### WHAT YOU NEED TO DO
Return the data below in full. Keep each character unchanged.

### AVAILABLE RECORDS
######
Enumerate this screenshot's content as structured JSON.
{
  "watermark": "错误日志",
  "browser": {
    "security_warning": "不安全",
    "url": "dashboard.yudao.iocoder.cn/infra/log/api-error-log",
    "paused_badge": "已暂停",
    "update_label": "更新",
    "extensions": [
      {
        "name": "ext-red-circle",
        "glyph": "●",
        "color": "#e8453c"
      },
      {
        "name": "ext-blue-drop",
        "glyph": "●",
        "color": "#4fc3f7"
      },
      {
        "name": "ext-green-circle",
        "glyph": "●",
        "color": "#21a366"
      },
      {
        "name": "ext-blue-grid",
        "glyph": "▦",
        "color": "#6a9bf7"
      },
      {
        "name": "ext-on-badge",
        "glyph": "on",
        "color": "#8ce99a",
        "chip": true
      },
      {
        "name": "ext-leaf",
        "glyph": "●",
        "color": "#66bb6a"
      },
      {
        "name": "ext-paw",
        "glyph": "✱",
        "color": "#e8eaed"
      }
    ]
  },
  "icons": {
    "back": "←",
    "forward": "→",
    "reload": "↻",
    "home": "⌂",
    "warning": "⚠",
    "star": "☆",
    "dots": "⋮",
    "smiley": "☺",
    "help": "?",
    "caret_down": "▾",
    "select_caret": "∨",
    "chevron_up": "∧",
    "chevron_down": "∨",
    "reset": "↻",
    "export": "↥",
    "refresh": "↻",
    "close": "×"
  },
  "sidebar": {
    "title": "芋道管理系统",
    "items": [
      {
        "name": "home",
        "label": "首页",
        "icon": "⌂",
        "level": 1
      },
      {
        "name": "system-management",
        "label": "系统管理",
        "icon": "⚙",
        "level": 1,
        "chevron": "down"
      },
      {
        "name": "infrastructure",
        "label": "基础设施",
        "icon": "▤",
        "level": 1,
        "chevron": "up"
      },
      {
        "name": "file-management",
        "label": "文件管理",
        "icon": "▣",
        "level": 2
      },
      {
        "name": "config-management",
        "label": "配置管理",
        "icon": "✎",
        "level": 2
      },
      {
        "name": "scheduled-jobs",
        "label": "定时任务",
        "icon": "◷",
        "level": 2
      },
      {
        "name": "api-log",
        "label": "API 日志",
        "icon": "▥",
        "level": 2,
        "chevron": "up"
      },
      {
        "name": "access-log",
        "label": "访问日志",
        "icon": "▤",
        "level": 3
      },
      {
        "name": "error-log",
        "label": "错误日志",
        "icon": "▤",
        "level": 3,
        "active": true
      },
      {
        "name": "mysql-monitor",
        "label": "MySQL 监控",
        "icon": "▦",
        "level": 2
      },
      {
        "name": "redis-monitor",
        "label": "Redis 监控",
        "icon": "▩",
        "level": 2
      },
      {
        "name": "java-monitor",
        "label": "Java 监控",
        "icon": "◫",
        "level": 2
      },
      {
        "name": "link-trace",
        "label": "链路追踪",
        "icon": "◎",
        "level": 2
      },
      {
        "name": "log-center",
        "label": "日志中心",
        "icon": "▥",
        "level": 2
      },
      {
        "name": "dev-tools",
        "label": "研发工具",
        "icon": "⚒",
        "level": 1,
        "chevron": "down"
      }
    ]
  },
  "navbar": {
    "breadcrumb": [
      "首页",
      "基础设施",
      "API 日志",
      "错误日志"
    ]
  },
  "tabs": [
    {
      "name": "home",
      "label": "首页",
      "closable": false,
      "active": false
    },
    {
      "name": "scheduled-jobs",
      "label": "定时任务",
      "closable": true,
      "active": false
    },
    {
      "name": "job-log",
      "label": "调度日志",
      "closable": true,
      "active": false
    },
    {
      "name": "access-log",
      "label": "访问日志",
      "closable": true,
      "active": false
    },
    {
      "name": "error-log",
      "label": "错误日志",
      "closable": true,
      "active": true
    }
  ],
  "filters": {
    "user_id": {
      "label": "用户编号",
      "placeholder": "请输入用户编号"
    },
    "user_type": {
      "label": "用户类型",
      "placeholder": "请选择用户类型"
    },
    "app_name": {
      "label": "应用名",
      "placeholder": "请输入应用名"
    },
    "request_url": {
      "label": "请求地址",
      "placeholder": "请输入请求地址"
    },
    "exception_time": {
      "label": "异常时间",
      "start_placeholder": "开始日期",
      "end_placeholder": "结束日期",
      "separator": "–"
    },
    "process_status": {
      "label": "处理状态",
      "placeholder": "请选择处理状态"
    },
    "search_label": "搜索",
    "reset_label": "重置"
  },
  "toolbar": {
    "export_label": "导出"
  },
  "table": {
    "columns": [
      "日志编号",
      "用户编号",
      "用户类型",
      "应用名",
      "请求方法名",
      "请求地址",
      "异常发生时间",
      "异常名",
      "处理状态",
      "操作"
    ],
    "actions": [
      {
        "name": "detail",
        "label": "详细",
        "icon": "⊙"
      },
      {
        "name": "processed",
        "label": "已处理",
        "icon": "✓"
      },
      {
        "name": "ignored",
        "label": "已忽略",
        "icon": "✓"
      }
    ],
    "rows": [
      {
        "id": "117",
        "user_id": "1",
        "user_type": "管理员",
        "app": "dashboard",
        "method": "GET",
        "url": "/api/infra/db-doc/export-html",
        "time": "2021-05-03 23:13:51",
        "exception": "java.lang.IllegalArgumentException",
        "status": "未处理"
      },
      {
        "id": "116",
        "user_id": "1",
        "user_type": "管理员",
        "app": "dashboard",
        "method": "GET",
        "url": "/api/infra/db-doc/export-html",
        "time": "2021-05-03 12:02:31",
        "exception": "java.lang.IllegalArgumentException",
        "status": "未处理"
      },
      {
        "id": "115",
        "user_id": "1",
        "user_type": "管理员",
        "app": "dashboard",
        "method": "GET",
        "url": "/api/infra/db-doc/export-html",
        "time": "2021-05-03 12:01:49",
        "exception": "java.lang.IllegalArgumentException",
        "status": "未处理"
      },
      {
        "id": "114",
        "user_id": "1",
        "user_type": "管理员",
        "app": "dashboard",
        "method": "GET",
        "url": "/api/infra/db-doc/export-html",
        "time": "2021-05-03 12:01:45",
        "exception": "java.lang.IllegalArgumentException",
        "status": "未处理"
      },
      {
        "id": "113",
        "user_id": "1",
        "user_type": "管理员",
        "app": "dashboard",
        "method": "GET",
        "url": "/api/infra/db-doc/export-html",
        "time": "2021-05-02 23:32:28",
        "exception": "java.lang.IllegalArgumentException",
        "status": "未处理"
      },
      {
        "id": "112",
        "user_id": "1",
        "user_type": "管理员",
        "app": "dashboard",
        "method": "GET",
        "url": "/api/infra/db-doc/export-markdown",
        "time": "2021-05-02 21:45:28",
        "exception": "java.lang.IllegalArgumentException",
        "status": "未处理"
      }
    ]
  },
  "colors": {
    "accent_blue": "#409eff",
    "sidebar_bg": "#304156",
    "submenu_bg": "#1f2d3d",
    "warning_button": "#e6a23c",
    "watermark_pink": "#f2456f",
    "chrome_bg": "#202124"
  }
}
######
### SOLUTION
Enumerate this screenshot's content as structured JSON.
{
  "watermark": "错误日志",
  "browser": {
    "security_warning": "不安全",
    "url": "dashboard.yudao.iocoder.cn/infra/log/api-error-log",
    "paused_badge": "已暂停",
    "update_label": "更新",
    "extensions": [
      {
        "name": "ext-red-circle",
        "glyph": "●",
        "color": "#e8453c"
      },
      {
        "name": "ext-blue-drop",
        "glyph": "●",
        "color": "#4fc3f7"
      },
      {
        "name": "ext-green-circle",
        "glyph": "●",
        "color": "#21a366"
      },
      {
        "name": "ext-blue-grid",
        "glyph": "▦",
        "color": "#6a9bf7"
      },
      {
        "name": "ext-on-badge",
        "glyph": "on",
        "color": "#8ce99a",
        "chip": true
      },
      {
        "name": "ext-leaf",
        "glyph": "●",
        "color": "#66bb6a"
      },
      {
        "name": "ext-paw",
        "glyph": "✱",
        "color": "#e8eaed"
      }
    ]
  },
  "icons": {
    "back": "←",
    "forward": "→",
    "reload": "↻",
    "home": "⌂",
    "warning": "⚠",
    "star": "☆",
    "dots": "⋮",
    "smiley": "☺",
    "help": "?",
    "caret_down": "▾",
    "select_caret": "∨",
    "chevron_up": "∧",
    "chevron_down": "∨",
    "reset": "↻",
    "export": "↥",
    "refresh": "↻",
    "close": "×"
  },
  "sidebar": {
    "title": "芋道管理系统",
    "items": [
      {
        "name": "home",
        "label": "首页",
        "icon": "⌂",
        "level": 1
      },
      {
        "name": "system-management",
        "label": "系统管理",
        "icon": "⚙",
        "level": 1,
        "chevron": "down"
      },
      {
        "name": "infrastructure",
        "label": "基础设施",
        "icon": "▤",
        "level": 1,
        "chevron": "up"
      },
      {
        "name": "file-management",
        "label": "文件管理",
        "icon": "▣",
        "level": 2
      },
      {
        "name": "config-management",
        "label": "配置管理",
        "icon": "✎",
        "level": 2
      },
      {
        "name": "scheduled-jobs",
        "label": "定时任务",
        "icon": "◷",
        "level": 2
      },
      {
        "name": "api-log",
        "label": "API 日志",
        "icon": "▥",
        "level": 2,
        "chevron": "up"
      },
      {
        "name": "access-log",
        "label": "访问日志",
        "icon": "▤",
        "level": 3
      },
      {
        "name": "error-log",
        "label": "错误日志",
        "icon": "▤",
        "level": 3,
        "active": true
      },
      {
        "name": "mysql-monitor",
        "label": "MySQL 监控",
        "icon": "▦",
        "level": 2
      },
      {
        "name": "redis-monitor",
        "label": "Redis 监控",
        "icon": "▩",
        "level": 2
      },
      {
        "name": "java-monitor",
        "label": "Java 监控",
        "icon": "◫",
        "level": 2
      },
      {
        "name": "link-trace",
        "label": "链路追踪",
        "icon": "◎",
        "level": 2
      },
      {
        "name": "log-center",
        "label": "日志中心",
        "icon": "▥",
        "level": 2
      },
      {
        "name": "dev-tools",
        "label": "研发工具",
        "icon": "⚒",
        "level": 1,
        "chevron": "down"
      }
    ]
  },
  "navbar": {
    "breadcrumb": [
      "首页",
      "基础设施",
      "API 日志",
      "错误日志"
    ]
  },
  "tabs": [
    {
      "name": "home",
      "label": "首页",
      "closable": false,
      "active": false
    },
    {
      "name": "scheduled-jobs",
      "label": "定时任务",
      "closable": true,
      "active": false
    },
    {
      "name": "job-log",
      "label": "调度日志",
      "closable": true,
      "active": false
    },
    {
      "name": "access-log",
      "label": "访问日志",
      "closable": true,
      "active": false
    },
    {
      "name": "error-log",
      "label": "错误日志",
      "closable": true,
      "active": true
    }
  ],
  "filters": {
    "user_id": {
      "label": "用户编号",
      "placeholder": "请输入用户编号"
    },
    "user_type": {
      "label": "用户类型",
      "placeholder": "请选择用户类型"
    },
    "app_name": {
      "label": "应用名",
      "placeholder": "请输入应用名"
    },
    "request_url": {
      "label": "请求地址",
      "placeholder": "请输入请求地址"
    },
    "exception_time": {
      "label": "异常时间",
      "start_placeholder": "开始日期",
      "end_placeholder": "结束日期",
      "separator": "–"
    },
    "process_status": {
      "label": "处理状态",
      "placeholder": "请选择处理状态"
    },
    "search_label": "搜索",
    "reset_label": "重置"
  },
  "toolbar": {
    "export_label": "导出"
  },
  "table": {
    "columns": [
      "日志编号",
      "用户编号",
      "用户类型",
      "应用名",
      "请求方法名",
      "请求地址",
      "异常发生时间",
      "异常名",
      "处理状态",
      "操作"
    ],
    "actions": [
      {
        "name": "detail",
        "label": "详细",
        "icon": "⊙"
      },
      {
        "name": "processed",
        "label": "已处理",
        "icon": "✓"
      },
      {
        "name": "ignored",
        "label": "已忽略",
        "icon": "✓"
      }
    ],
    "rows": [
      {
        "id": "117",
        "user_id": "1",
        "user_type": "管理员",
        "app": "dashboard",
        "method": "GET",
        "url": "/api/infra/db-doc/export-html",
        "time": "2021-05-03 23:13:51",
        "exception": "java.lang.IllegalArgumentException",
        "status": "未处理"
      },
      {
        "id": "116",
        "user_id": "1",
        "user_type": "管理员",
        "app": "dashboard",
        "method": "GET",
        "url": "/api/infra/db-doc/export-html",
        "time": "2021-05-03 12:02:31",
        "exception": "java.lang.IllegalArgumentException",
        "status": "未处理"
      },
      {
        "id": "115",
        "user_id": "1",
        "user_type": "管理员",
        "app": "dashboard",
        "method": "GET",
        "url": "/api/infra/db-doc/export-html",
        "time": "2021-05-03 12:01:49",
        "exception": "java.lang.IllegalArgumentException",
        "status": "未处理"
      },
      {
        "id": "114",
        "user_id": "1",
        "user_type": "管理员",
        "app": "dashboard",
        "method": "GET",
        "url": "/api/infra/db-doc/export-html",
        "time": "2021-05-03 12:01:45",
        "exception": "java.lang.IllegalArgumentException",
        "status": "未处理"
      },
      {
        "id": "113",
        "user_id": "1",
        "user_type": "管理员",
        "app": "dashboard",
        "method": "GET",
        "url": "/api/infra/db-doc/export-html",
        "time": "2021-05-02 23:32:28",
        "exception": "java.lang.IllegalArgumentException",
        "status": "未处理"
      },
      {
        "id": "112",
        "user_id": "1",
        "user_type": "管理员",
        "app": "dashboard",
        "method": "GET",
        "url": "/api/infra/db-doc/export-markdown",
        "time": "2021-05-02 21:45:28",
        "exception": "java.lang.IllegalArgumentException",
        "status": "未处理"
      }
    ]
  },
  "colors": {
    "accent_blue": "#409eff",
    "sidebar_bg": "#304156",
    "submenu_bg": "#1f2d3d",
    "warning_button": "#e6a23c",
    "watermark_pink": "#f2456f",
    "chrome_bg": "#202124"
  }
}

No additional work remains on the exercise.